Main Menu

Neuroblastoma: Genetic Risks Found

Monday 12 May 2008


Scientists at The Institute of Cancer Research, led by Professor Nazneen Rahman, have been taking part in an international study into the causes of neuroblastoma, an aggressive childhood cancer. The findings were published this week in the New England Journal of Medicine*.


Neuroblastoma, a cancer of the developing nervous system, is one of the most common types of childhood cancers, causing 15 percent of all childhood cancer deaths in the UK. Its different forms vary in severity: while some cases in young children disappear with minimal treatment, cases in older children can be relentlessly aggressive. Identifying the form is therefore crucial in planning appropriate treatment.


Professor Rahman's team at The Institute of Cancer Research's Section of Cancer Genetics undertook the UK phase of the international study, which was led by Paediatric Oncologist John M Maris, MD at the Children's Hospital of Philadelphia in the US.


Collaborating with the Children's Hospital's Centre for Applied Genomics, Dr Maris' group looked at over 550,000 alterations in the genome, known as single nucleotide polymorphisms, in 1,000 patients with neuroblastoma and 2,000 healthy individuals. They identified three genetic alterations that were much more common in the patients with neuroblastoma, on a region of chromosome 6 known as 6p22.


Professor Rahman's team analysed blood samples from neuroblastoma patients from across the UK that have been collected as part of a national study into the genetic causes of childhood cancers, known as the FACT study (Factors Associated with Childhood Tumours). Her team looked at the three alterations in 252 neuroblastoma patients and 788 healthy individuals in the UK and confirmed that chromosome region 6p22 is associated with an increased risk of the disease.


The researchers found that patients with the genetic alterations were more likely to develop aggressive neuroblastoma. There are two genes near to the variants that might underlie the association with neuroblastoma, but little is currently known about either of them. Future research can now be directed at trying to discover why carrying these genetic alterations increase the risk of neuroblastoma. In the future this may lead to tailored management for children with the aggressive form of the disease.


Professor Rahman said: "This is an exciting development in our understanding of how neuroblastoma is caused. There is still a lot of work to do, but this discovery is a starting point in identifying children that are at risk of the most serious form of the disease and hopefully will lead to better treatments in the future."


John M Maris, MD said: "Until now we have had very few clues as to what causes neuroblastoma. Our findings are very promising and lay the foundations for learning how genetic changes can lead to neuroblastoma."


The researchers will continue to collaborate in the future with the aim of better understanding the complex causes of neuroblastoma.

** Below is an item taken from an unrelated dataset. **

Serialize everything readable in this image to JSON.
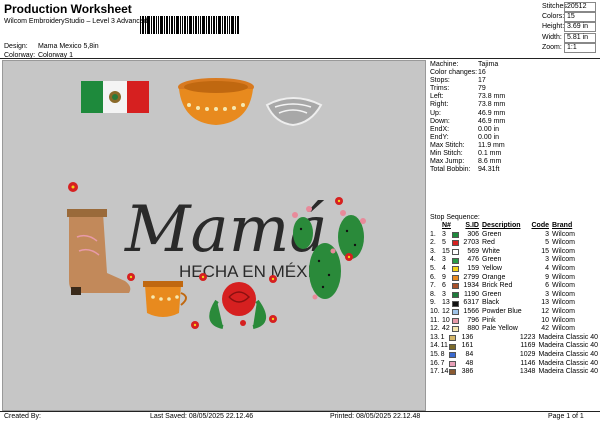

For further information please contact:
Elisa Parish
The Institute of Cancer Research
[email protected]
0207 153 5106/07721 747 900


* The paper, Chromosome 6p22 Locus Associated with Clinically Aggressive Neuroblastoma, was published in the New England Journal of Medicine, Wednesday 7th May 2008


About The Institute of Cancer Research

The Institute of Cancer Research is Europe's leading cancer research centre with expert scientists working on cutting edge research. It was founded in 1909 to carry out research into the causes of cancer and to develop new strategies for its prevention, diagnosis, treatment and care. Website: .

comments powered by Disqus